Stored items

::::::

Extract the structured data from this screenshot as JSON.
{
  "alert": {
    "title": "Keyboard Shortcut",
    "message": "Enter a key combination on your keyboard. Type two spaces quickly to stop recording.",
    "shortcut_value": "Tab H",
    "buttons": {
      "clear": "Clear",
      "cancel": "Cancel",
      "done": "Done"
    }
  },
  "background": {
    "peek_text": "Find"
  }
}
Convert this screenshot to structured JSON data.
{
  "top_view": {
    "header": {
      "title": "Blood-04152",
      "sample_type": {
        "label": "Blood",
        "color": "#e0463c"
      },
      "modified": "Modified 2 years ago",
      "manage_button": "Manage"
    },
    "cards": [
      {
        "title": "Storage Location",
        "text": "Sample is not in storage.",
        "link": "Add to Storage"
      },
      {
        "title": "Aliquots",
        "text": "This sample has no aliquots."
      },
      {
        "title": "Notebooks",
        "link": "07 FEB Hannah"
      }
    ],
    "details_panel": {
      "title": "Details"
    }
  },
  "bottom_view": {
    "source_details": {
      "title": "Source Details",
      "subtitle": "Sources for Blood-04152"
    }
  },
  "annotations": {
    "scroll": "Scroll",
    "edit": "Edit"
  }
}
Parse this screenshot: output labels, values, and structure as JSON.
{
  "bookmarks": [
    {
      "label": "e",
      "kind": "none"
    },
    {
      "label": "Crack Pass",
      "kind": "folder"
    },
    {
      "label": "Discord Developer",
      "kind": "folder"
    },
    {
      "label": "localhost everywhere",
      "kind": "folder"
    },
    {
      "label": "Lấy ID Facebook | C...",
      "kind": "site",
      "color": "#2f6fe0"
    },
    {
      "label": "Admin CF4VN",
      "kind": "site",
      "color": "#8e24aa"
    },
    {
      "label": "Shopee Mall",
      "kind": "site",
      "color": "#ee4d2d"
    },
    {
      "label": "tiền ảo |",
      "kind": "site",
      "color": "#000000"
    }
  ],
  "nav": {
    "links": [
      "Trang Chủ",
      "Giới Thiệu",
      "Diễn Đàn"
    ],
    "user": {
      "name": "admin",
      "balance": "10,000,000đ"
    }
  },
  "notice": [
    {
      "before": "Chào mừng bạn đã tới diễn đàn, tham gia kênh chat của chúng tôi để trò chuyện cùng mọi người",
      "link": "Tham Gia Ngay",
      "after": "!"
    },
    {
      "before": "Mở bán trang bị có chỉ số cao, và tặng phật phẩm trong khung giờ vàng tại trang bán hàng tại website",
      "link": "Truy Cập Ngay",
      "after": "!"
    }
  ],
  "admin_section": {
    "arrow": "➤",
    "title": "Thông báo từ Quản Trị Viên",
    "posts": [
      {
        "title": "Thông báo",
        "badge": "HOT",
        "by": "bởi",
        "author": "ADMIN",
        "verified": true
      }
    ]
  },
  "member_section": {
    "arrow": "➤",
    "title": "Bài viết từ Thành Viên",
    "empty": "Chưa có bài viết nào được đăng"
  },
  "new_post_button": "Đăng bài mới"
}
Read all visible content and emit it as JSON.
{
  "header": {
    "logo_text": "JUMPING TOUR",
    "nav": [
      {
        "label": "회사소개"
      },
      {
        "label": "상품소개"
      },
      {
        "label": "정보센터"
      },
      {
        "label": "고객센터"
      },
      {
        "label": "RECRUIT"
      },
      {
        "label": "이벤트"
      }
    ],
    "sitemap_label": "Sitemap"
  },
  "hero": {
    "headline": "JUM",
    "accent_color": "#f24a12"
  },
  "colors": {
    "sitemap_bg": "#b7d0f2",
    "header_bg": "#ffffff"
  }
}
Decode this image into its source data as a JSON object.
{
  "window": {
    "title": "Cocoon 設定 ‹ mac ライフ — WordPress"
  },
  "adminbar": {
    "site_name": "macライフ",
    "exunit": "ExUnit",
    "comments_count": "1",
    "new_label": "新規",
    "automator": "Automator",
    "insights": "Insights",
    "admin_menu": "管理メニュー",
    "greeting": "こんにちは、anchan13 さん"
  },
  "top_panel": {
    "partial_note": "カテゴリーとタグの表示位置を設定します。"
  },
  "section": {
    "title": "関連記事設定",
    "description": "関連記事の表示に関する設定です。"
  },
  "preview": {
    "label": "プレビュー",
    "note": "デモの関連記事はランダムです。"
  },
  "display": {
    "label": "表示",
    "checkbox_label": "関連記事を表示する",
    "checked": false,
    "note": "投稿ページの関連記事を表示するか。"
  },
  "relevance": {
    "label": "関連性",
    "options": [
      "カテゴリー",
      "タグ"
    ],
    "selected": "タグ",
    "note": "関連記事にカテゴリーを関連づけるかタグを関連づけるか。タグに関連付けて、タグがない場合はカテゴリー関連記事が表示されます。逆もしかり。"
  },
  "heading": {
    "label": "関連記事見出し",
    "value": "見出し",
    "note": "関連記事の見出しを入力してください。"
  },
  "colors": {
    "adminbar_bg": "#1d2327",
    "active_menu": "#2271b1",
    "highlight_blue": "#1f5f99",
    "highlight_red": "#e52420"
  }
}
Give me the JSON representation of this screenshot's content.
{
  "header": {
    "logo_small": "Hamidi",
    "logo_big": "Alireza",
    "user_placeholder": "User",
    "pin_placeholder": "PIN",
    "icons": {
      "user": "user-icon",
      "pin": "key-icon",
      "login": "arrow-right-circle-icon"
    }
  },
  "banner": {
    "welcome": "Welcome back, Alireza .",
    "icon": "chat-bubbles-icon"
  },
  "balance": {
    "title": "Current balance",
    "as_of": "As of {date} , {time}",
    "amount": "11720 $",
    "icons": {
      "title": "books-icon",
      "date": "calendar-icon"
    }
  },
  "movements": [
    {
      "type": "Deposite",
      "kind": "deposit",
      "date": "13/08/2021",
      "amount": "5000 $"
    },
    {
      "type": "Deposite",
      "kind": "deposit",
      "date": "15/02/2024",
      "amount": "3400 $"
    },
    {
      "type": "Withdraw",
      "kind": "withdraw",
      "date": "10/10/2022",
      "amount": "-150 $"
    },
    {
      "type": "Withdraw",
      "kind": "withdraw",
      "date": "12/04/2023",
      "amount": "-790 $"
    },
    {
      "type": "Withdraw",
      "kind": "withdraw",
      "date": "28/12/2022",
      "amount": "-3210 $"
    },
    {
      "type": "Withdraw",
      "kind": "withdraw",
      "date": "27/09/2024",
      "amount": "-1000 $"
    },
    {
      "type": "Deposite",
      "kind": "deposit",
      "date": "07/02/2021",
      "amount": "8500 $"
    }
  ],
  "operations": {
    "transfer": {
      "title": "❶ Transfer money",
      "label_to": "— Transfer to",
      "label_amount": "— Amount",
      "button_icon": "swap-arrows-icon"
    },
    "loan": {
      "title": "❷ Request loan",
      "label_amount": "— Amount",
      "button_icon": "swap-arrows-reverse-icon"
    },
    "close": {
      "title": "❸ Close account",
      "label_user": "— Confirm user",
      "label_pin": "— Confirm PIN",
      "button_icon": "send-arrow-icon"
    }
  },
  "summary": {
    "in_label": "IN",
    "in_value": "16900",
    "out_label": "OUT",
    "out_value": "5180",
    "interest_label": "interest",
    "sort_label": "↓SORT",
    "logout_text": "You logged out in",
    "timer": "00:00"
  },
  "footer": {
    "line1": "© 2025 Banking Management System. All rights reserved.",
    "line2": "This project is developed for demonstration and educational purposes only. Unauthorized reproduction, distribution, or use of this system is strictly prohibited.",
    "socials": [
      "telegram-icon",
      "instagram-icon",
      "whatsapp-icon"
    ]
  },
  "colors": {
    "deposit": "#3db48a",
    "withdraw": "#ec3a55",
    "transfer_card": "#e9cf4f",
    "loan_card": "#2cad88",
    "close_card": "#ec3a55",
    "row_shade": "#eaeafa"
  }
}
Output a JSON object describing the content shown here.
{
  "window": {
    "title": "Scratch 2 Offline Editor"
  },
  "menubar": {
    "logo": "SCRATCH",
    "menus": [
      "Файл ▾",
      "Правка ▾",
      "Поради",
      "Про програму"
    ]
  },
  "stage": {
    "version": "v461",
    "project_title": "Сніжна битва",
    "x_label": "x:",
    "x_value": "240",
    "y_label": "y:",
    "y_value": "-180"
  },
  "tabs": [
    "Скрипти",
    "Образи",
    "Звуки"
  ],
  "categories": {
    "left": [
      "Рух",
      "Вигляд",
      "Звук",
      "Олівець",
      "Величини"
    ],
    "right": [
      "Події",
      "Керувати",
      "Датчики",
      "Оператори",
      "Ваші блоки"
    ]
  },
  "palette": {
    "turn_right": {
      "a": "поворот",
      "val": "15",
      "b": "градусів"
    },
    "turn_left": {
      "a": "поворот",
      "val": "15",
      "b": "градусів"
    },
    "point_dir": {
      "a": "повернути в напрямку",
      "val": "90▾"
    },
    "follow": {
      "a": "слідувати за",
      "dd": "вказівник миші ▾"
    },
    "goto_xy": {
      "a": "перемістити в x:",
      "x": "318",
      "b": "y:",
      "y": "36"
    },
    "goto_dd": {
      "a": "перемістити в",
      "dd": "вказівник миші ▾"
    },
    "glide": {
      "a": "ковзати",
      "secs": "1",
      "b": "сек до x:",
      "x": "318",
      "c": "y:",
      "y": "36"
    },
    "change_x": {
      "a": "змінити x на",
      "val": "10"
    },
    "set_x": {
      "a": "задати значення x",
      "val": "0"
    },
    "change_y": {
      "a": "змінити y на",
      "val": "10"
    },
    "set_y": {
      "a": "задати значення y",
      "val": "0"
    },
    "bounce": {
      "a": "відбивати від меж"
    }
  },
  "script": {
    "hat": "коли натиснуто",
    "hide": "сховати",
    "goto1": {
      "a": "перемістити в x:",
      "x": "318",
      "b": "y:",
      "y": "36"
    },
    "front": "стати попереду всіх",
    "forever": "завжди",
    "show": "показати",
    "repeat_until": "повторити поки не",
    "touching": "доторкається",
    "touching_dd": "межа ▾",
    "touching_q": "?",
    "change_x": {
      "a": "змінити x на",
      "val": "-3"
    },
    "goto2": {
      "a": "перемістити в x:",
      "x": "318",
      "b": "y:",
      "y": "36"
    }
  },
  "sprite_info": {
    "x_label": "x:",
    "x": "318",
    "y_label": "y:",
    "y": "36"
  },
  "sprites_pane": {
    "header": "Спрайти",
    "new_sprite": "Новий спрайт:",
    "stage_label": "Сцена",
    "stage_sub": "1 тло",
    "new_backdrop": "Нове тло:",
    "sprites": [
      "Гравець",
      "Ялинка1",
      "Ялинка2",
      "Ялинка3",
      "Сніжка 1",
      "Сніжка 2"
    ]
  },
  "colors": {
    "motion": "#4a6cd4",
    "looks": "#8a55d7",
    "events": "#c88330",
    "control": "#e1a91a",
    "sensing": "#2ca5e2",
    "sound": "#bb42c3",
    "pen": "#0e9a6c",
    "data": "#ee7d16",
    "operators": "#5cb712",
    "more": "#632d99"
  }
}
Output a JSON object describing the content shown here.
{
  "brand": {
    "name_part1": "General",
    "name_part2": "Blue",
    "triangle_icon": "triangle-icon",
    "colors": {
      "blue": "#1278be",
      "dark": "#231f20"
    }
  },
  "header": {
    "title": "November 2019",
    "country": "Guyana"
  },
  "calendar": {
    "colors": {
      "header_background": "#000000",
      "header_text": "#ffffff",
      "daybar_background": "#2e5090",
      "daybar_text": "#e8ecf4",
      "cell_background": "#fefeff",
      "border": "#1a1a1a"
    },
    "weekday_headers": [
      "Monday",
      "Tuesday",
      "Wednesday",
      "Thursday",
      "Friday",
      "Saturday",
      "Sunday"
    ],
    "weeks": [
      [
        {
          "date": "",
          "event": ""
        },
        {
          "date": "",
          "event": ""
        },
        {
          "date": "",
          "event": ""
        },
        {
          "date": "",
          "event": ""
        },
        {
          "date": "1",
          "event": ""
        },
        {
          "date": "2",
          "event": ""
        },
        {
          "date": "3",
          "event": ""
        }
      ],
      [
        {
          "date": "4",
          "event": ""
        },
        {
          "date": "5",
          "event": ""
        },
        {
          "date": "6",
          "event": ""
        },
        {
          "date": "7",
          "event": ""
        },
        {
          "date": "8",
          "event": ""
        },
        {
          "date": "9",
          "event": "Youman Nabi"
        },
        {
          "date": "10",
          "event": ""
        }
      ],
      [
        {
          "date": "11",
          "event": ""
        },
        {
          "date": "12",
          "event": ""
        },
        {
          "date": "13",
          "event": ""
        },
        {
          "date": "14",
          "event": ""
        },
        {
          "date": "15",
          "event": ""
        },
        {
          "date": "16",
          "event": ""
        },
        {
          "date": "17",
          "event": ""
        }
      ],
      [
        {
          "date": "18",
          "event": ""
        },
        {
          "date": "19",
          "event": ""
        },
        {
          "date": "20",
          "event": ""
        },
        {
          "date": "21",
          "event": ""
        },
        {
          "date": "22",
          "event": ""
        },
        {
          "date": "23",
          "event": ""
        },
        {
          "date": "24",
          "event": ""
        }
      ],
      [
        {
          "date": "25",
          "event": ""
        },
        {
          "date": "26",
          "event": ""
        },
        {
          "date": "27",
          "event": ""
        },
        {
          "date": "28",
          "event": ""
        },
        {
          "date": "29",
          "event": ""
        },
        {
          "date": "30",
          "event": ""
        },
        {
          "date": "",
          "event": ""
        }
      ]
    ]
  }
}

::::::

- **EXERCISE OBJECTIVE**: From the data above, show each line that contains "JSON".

- **ANSWER SECTION**:
Extract the structured data from this screenshot as JSON.
Convert this screenshot to structured JSON data.
Parse this screenshot: output labels, values, and structure as JSON.
Read all visible content and emit it as JSON.
Decode this image into its source data as a JSON object.
Give me the JSON representation of this screenshot's content.
Output a JSON object describing the content shown here.
Output a JSON object describing the content shown here.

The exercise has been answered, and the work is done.